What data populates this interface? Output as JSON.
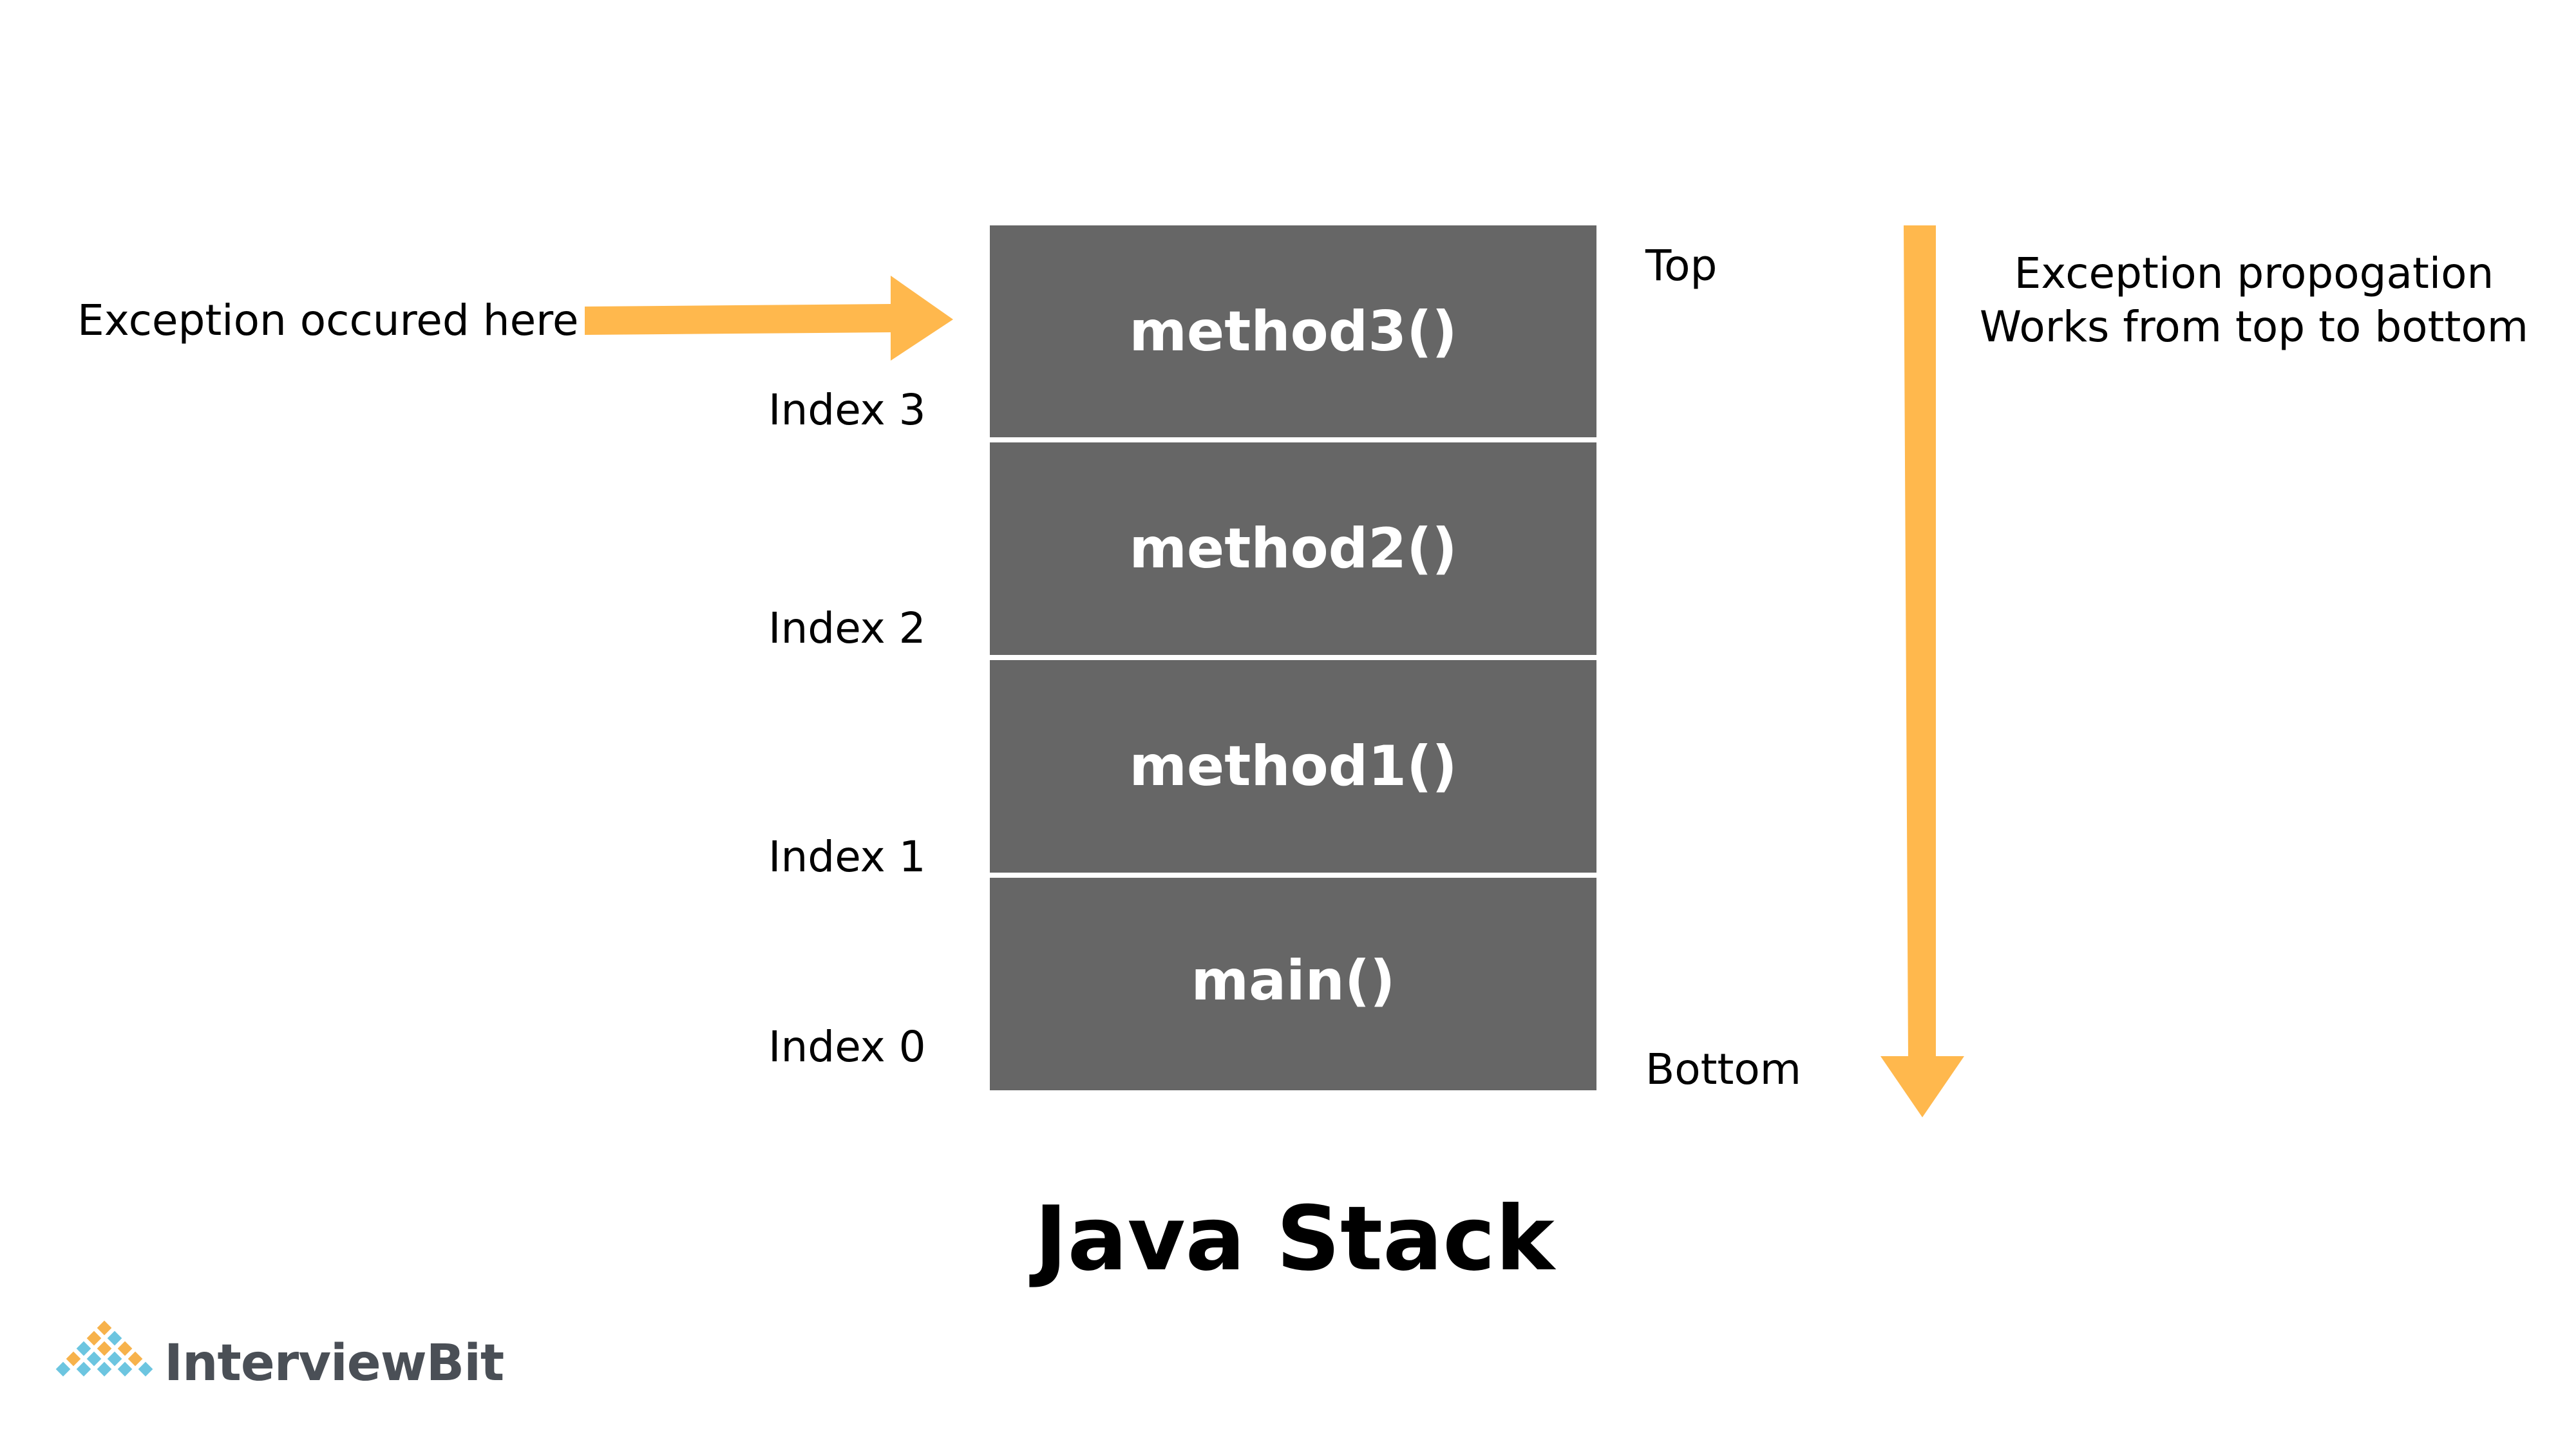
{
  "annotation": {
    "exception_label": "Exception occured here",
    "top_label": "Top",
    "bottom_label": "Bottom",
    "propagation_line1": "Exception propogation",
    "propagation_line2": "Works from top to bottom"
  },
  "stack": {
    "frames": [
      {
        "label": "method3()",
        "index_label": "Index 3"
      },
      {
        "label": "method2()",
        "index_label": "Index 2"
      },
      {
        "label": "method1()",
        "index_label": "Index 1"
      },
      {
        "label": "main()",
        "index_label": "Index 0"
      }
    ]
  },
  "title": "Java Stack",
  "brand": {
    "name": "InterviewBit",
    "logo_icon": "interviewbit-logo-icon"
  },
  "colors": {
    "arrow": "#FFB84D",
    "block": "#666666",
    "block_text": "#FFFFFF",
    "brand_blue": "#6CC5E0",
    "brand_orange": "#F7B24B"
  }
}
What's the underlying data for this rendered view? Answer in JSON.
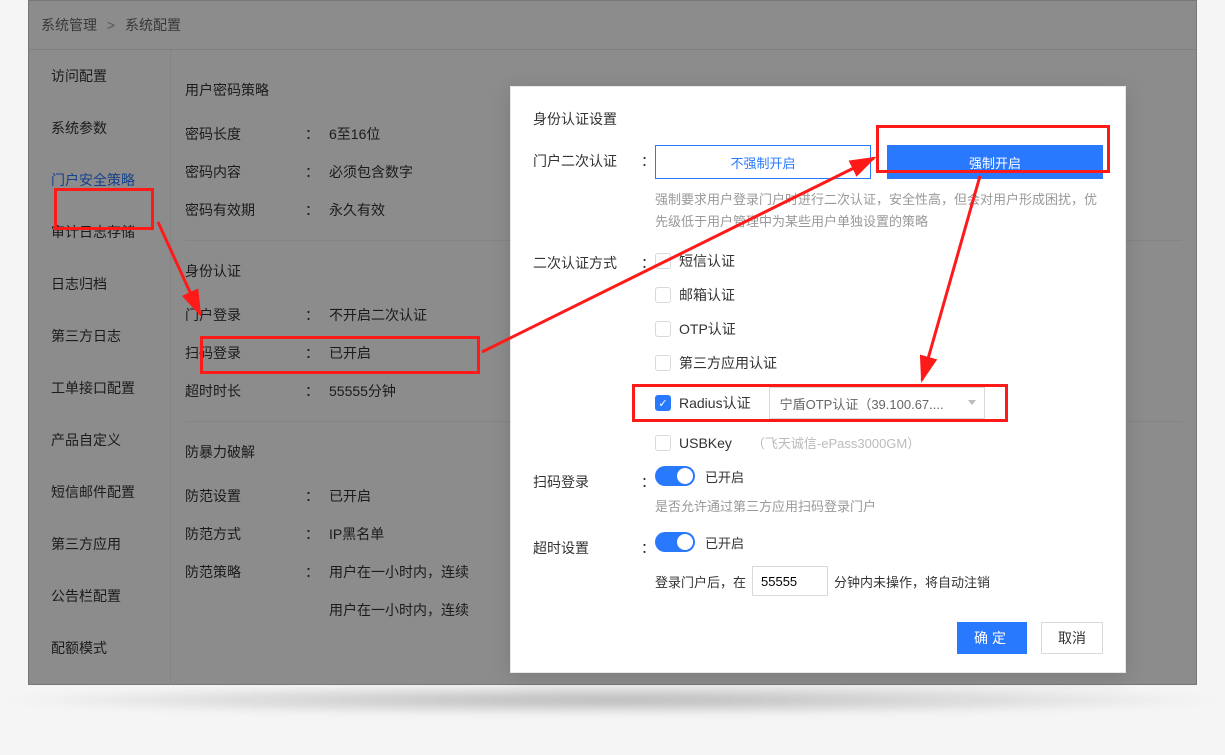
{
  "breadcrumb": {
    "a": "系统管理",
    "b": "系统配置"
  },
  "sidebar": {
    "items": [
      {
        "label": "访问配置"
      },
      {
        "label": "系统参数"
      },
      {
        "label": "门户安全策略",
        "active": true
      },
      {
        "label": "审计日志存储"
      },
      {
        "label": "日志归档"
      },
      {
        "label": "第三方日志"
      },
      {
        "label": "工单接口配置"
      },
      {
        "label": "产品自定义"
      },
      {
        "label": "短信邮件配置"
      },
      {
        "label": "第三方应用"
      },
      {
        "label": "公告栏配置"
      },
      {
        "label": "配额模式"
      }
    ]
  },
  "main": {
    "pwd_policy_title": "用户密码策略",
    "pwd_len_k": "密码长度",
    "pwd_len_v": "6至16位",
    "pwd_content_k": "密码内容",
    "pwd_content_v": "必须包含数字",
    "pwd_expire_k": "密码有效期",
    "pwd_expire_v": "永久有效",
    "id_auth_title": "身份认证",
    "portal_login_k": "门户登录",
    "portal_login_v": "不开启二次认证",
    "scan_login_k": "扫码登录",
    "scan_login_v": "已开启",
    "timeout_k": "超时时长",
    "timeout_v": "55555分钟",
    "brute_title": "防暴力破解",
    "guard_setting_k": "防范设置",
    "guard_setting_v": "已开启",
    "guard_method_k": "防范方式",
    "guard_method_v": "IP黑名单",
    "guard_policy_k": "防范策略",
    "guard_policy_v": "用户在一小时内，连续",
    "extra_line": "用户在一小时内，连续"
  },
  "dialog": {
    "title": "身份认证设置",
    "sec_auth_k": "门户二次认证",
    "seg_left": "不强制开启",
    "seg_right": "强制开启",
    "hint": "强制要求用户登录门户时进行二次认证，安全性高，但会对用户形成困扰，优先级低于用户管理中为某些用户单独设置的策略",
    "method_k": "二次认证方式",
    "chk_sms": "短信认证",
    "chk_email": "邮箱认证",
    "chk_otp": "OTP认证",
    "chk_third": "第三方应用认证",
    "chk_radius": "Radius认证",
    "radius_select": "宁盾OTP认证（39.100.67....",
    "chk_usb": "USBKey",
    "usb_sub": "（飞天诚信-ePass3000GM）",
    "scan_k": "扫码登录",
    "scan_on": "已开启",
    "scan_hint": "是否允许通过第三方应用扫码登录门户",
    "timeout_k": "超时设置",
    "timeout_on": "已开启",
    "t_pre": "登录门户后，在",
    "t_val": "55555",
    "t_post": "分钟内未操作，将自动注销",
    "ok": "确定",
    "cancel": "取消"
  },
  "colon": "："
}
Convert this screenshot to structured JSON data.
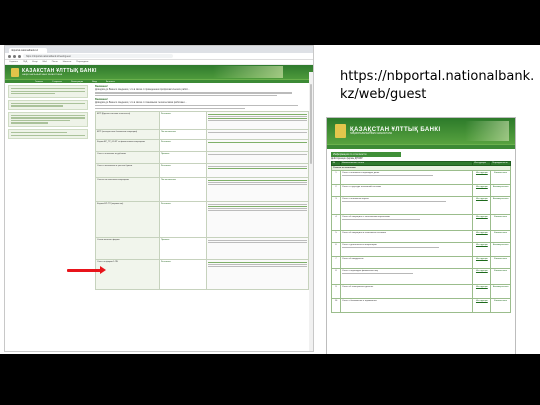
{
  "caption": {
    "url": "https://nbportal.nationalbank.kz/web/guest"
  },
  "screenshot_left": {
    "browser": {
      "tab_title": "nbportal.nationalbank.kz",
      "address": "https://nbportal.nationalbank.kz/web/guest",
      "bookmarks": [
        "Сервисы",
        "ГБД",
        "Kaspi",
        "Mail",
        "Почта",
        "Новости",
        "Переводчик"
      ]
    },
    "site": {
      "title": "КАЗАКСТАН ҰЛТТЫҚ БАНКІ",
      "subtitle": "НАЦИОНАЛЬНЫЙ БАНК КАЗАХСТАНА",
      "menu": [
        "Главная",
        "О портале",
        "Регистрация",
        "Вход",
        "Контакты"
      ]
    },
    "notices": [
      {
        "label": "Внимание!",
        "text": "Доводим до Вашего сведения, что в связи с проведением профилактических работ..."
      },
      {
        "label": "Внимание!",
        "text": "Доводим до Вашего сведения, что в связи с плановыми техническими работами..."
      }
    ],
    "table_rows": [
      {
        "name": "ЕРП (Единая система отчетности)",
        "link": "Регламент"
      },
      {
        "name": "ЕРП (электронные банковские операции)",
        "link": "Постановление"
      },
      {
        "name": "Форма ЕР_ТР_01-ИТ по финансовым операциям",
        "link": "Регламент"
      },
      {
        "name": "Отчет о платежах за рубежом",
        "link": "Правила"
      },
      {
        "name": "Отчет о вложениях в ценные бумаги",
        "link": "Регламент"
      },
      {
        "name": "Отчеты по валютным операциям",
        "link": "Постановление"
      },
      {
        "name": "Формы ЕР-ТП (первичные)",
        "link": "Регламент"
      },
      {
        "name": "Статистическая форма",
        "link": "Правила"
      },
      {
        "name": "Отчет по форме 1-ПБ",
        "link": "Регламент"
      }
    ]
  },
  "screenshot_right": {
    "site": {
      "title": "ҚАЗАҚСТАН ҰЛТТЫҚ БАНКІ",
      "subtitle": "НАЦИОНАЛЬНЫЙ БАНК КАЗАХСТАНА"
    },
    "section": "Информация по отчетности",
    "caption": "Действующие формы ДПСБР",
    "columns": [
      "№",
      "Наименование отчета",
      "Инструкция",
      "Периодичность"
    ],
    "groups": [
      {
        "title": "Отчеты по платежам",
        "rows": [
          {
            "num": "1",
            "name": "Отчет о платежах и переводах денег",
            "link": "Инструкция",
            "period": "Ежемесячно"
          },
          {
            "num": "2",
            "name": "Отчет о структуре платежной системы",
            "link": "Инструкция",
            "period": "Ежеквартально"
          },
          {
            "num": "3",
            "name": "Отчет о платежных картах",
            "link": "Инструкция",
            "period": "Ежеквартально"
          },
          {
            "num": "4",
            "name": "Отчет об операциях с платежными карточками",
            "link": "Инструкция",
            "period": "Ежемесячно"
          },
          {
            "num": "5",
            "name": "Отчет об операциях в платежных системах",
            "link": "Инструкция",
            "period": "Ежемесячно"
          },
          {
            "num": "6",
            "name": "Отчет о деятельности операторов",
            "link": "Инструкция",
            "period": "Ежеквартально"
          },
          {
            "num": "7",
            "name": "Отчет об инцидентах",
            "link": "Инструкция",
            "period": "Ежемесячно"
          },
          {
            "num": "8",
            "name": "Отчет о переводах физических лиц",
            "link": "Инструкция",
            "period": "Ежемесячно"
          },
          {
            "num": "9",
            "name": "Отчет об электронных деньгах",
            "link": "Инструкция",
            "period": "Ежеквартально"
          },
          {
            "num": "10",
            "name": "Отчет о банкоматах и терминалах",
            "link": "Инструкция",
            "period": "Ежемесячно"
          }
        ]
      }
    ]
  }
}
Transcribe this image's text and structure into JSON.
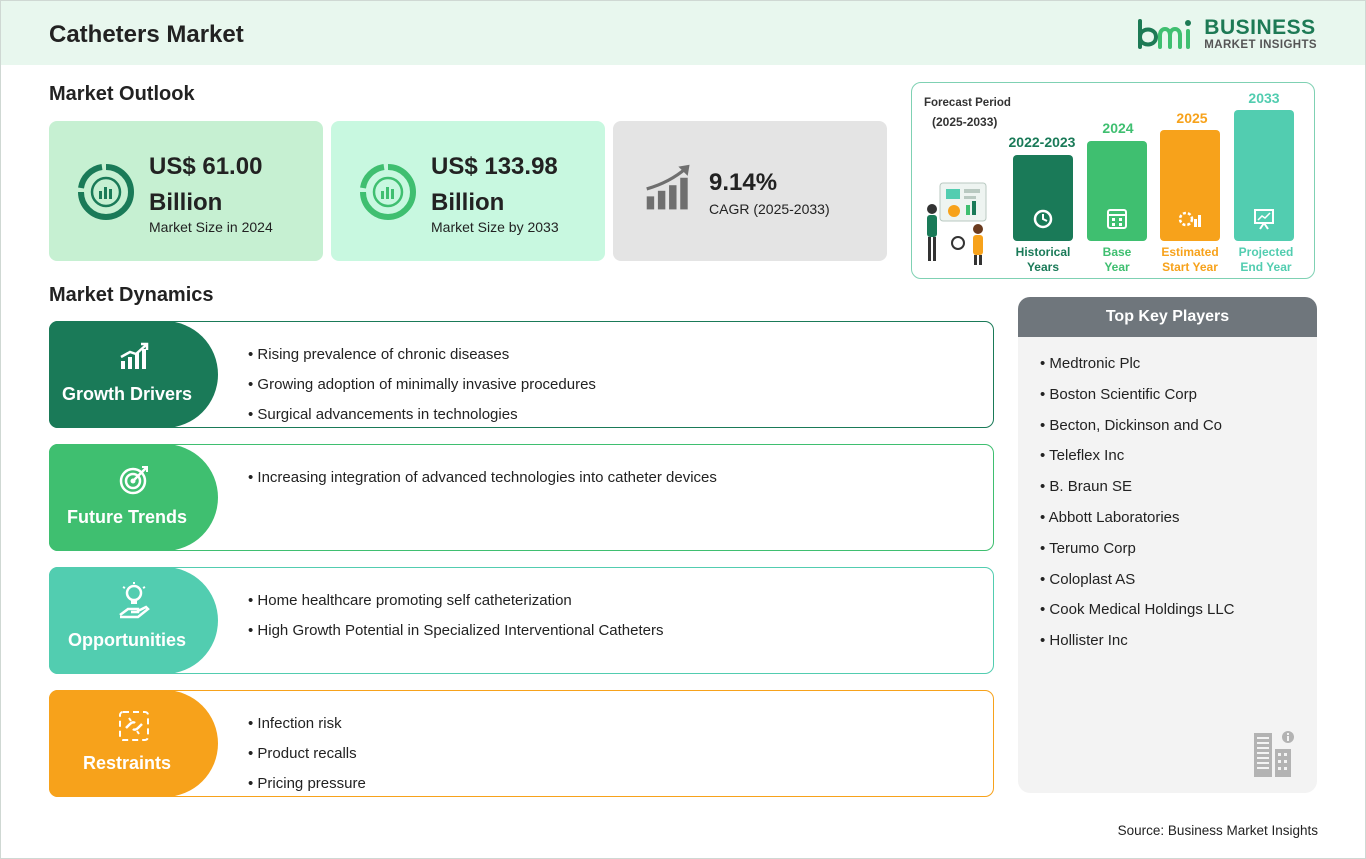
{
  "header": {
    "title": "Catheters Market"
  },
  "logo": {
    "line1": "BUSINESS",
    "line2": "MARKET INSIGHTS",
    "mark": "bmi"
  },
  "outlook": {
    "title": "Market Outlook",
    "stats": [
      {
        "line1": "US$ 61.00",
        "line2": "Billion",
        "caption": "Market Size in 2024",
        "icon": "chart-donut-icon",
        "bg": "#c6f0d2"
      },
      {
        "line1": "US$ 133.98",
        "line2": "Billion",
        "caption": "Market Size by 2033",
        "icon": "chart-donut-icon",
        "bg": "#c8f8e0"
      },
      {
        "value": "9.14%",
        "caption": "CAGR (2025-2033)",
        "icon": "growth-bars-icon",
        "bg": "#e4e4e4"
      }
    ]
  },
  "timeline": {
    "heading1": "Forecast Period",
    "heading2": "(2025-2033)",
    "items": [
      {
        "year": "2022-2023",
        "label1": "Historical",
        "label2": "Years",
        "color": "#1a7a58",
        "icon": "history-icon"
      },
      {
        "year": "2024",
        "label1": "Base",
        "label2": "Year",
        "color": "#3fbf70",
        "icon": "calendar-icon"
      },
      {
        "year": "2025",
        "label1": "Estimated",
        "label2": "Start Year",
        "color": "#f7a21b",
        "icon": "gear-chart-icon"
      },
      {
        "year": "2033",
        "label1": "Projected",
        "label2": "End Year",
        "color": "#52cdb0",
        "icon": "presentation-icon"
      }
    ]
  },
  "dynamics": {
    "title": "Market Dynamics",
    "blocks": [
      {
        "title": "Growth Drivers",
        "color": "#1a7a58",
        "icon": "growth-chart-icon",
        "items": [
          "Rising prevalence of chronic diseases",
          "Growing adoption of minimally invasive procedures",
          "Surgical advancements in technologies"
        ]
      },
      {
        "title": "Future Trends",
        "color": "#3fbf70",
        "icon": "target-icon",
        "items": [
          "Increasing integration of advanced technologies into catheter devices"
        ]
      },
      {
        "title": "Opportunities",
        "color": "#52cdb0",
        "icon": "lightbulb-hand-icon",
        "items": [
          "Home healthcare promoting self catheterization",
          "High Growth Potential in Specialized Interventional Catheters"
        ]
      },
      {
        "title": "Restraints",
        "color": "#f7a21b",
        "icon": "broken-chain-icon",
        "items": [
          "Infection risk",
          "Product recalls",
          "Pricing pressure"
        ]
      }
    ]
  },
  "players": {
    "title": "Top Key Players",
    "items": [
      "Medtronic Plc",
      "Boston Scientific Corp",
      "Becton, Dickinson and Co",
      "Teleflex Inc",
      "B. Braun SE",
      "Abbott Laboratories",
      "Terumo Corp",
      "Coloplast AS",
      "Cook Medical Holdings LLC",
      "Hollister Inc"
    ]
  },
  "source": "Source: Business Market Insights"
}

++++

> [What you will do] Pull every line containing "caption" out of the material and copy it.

> [Response to this exercise]
  "caption": {
    "caption": "Действующие формы ДПСБР",
        "caption": "Market Size in 2024",
        "caption": "Market Size by 2033",
        "caption": "CAGR (2025-2033)",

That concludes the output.